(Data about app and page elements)
= = = =

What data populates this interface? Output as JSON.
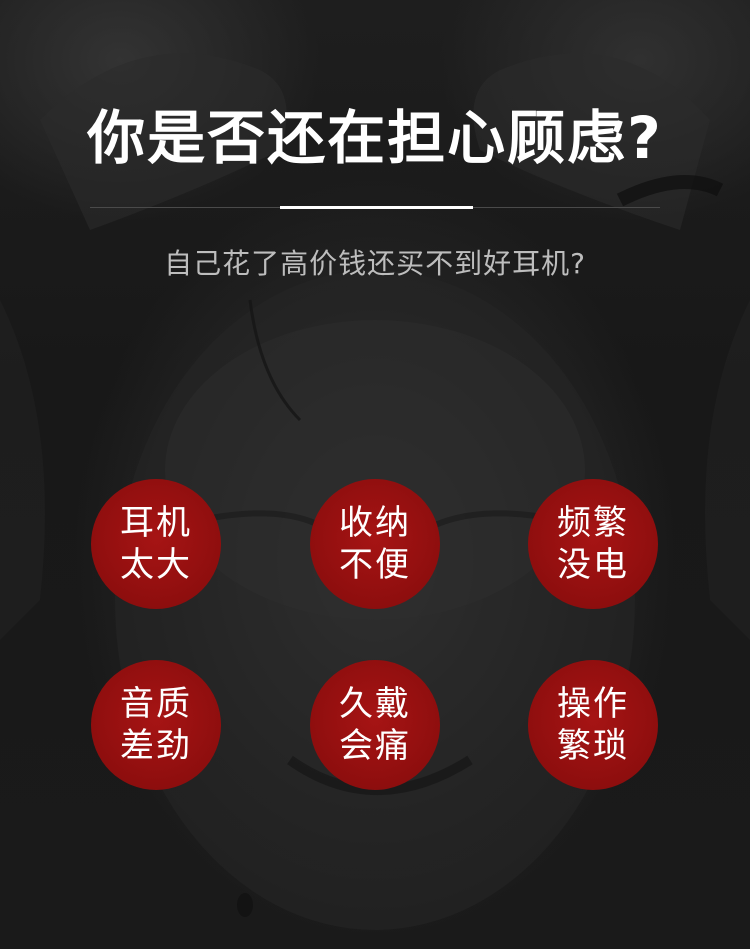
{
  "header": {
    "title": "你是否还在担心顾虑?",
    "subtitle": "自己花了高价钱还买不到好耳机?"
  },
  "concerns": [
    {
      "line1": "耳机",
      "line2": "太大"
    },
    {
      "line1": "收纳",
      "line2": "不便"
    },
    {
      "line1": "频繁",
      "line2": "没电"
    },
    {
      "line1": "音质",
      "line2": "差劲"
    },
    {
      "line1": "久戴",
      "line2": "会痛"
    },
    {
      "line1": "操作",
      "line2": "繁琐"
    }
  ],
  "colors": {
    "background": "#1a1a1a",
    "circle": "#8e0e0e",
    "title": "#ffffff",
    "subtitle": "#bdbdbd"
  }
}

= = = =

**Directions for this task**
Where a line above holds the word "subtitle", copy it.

**Written solution**
    "subtitle": "自己花了高价钱还买不到好耳机?"
    "subtitle": "#bdbdbd"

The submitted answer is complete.